→ **The task**
Below is a set of records. Repeat them verbatim without the pictures.

Collected data:
########################################

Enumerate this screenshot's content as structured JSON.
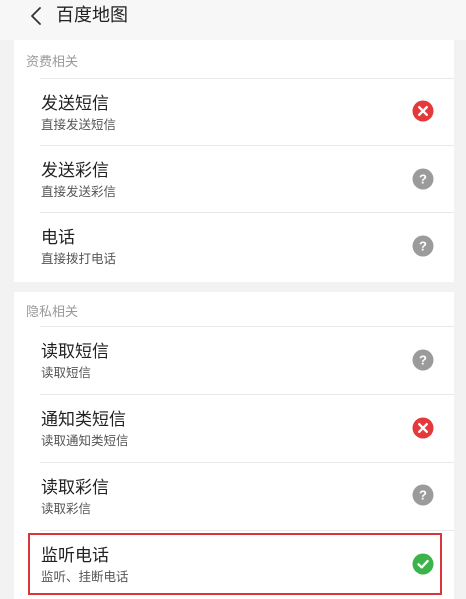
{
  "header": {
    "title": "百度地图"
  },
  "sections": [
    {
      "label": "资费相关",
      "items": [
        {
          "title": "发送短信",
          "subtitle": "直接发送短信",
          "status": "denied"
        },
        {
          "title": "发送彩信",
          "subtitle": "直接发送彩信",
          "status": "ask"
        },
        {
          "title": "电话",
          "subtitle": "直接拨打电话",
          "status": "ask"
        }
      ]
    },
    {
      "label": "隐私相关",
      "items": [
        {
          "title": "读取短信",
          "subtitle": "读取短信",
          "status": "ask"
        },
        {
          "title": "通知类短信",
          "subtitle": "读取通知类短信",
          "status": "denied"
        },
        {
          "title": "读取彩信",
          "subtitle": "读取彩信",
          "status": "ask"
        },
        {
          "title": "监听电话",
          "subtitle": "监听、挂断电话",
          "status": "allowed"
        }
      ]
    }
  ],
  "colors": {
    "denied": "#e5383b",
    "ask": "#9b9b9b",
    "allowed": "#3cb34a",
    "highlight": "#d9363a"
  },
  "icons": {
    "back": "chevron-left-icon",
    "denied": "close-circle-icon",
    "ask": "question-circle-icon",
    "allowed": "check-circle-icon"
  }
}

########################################

→ **Response area**
Enumerate this screenshot's content as structured JSON.
{
  "header": {
    "title": "百度地图"
  },
  "sections": [
    {
      "label": "资费相关",
      "items": [
        {
          "title": "发送短信",
          "subtitle": "直接发送短信",
          "status": "denied"
        },
        {
          "title": "发送彩信",
          "subtitle": "直接发送彩信",
          "status": "ask"
        },
        {
          "title": "电话",
          "subtitle": "直接拨打电话",
          "status": "ask"
        }
      ]
    },
    {
      "label": "隐私相关",
      "items": [
        {
          "title": "读取短信",
          "subtitle": "读取短信",
          "status": "ask"
        },
        {
          "title": "通知类短信",
          "subtitle": "读取通知类短信",
          "status": "denied"
        },
        {
          "title": "读取彩信",
          "subtitle": "读取彩信",
          "status": "ask"
        },
        {
          "title": "监听电话",
          "subtitle": "监听、挂断电话",
          "status": "allowed"
        }
      ]
    }
  ],
  "colors": {
    "denied": "#e5383b",
    "ask": "#9b9b9b",
    "allowed": "#3cb34a",
    "highlight": "#d9363a"
  },
  "icons": {
    "back": "chevron-left-icon",
    "denied": "close-circle-icon",
    "ask": "question-circle-icon",
    "allowed": "check-circle-icon"
  }
}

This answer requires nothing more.